Return the lines beginning at the one that contains "Parse this screenshot: output" and continuing to the end of the entries, including both ends, exactly as written and nothing else.

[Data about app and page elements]
= = = = =

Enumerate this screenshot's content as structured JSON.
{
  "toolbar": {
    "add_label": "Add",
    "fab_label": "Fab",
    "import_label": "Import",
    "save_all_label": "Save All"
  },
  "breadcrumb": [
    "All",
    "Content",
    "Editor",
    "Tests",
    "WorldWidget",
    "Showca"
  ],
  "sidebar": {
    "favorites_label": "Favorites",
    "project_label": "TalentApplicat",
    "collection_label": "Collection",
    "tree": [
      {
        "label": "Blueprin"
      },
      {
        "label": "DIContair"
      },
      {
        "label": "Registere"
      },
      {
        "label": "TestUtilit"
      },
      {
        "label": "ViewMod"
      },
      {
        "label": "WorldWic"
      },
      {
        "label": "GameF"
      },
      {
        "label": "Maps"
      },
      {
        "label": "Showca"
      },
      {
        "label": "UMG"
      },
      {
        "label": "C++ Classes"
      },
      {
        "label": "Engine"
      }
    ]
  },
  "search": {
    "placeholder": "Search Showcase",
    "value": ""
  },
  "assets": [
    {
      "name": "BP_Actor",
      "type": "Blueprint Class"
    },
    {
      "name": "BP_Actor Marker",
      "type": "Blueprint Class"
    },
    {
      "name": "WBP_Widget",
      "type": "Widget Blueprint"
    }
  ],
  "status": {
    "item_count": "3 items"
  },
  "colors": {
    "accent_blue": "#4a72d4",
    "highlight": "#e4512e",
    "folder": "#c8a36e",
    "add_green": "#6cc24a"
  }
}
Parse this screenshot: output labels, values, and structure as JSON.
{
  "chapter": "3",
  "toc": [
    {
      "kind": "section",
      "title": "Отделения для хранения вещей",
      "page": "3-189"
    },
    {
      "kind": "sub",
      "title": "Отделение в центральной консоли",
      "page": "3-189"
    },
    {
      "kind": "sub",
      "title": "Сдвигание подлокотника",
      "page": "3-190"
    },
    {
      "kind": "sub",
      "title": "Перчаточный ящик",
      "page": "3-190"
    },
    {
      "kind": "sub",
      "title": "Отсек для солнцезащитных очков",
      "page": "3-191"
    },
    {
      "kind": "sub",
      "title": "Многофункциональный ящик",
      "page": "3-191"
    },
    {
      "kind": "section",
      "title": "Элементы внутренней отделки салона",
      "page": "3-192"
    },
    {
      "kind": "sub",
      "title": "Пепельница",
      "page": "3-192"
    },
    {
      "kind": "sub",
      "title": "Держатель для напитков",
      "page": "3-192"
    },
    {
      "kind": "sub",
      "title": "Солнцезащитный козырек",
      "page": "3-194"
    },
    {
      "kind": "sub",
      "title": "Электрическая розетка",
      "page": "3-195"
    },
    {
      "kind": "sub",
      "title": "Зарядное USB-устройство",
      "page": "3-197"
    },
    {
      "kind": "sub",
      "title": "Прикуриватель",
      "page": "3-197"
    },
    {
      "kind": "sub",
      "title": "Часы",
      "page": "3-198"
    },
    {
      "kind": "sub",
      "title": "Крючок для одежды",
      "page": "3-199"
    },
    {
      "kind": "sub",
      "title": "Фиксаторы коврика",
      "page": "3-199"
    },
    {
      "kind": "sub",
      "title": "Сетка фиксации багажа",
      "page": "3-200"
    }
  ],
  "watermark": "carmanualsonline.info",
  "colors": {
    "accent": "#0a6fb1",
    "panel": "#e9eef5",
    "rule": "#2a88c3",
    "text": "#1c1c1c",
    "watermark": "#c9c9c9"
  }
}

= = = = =

Answer to this exercise:
Parse this screenshot: output labels, values, and structure as JSON.
{
  "chapter": "3",
  "toc": [
    {
      "kind": "section",
      "title": "Отделения для хранения вещей",
      "page": "3-189"
    },
    {
      "kind": "sub",
      "title": "Отделение в центральной консоли",
      "page": "3-189"
    },
    {
      "kind": "sub",
      "title": "Сдвигание подлокотника",
      "page": "3-190"
    },
    {
      "kind": "sub",
      "title": "Перчаточный ящик",
      "page": "3-190"
    },
    {
      "kind": "sub",
      "title": "Отсек для солнцезащитных очков",
      "page": "3-191"
    },
    {
      "kind": "sub",
      "title": "Многофункциональный ящик",
      "page": "3-191"
    },
    {
      "kind": "section",
      "title": "Элементы внутренней отделки салона",
      "page": "3-192"
    },
    {
      "kind": "sub",
      "title": "Пепельница",
      "page": "3-192"
    },
    {
      "kind": "sub",
      "title": "Держатель для напитков",
      "page": "3-192"
    },
    {
      "kind": "sub",
      "title": "Солнцезащитный козырек",
      "page": "3-194"
    },
    {
      "kind": "sub",
      "title": "Электрическая розетка",
      "page": "3-195"
    },
    {
      "kind": "sub",
      "title": "Зарядное USB-устройство",
      "page": "3-197"
    },
    {
      "kind": "sub",
      "title": "Прикуриватель",
      "page": "3-197"
    },
    {
      "kind": "sub",
      "title": "Часы",
      "page": "3-198"
    },
    {
      "kind": "sub",
      "title": "Крючок для одежды",
      "page": "3-199"
    },
    {
      "kind": "sub",
      "title": "Фиксаторы коврика",
      "page": "3-199"
    },
    {
      "kind": "sub",
      "title": "Сетка фиксации багажа",
      "page": "3-200"
    }
  ],
  "watermark": "carmanualsonline.info",
  "colors": {
    "accent": "#0a6fb1",
    "panel": "#e9eef5",
    "rule": "#2a88c3",
    "text": "#1c1c1c",
    "watermark": "#c9c9c9"
  }
}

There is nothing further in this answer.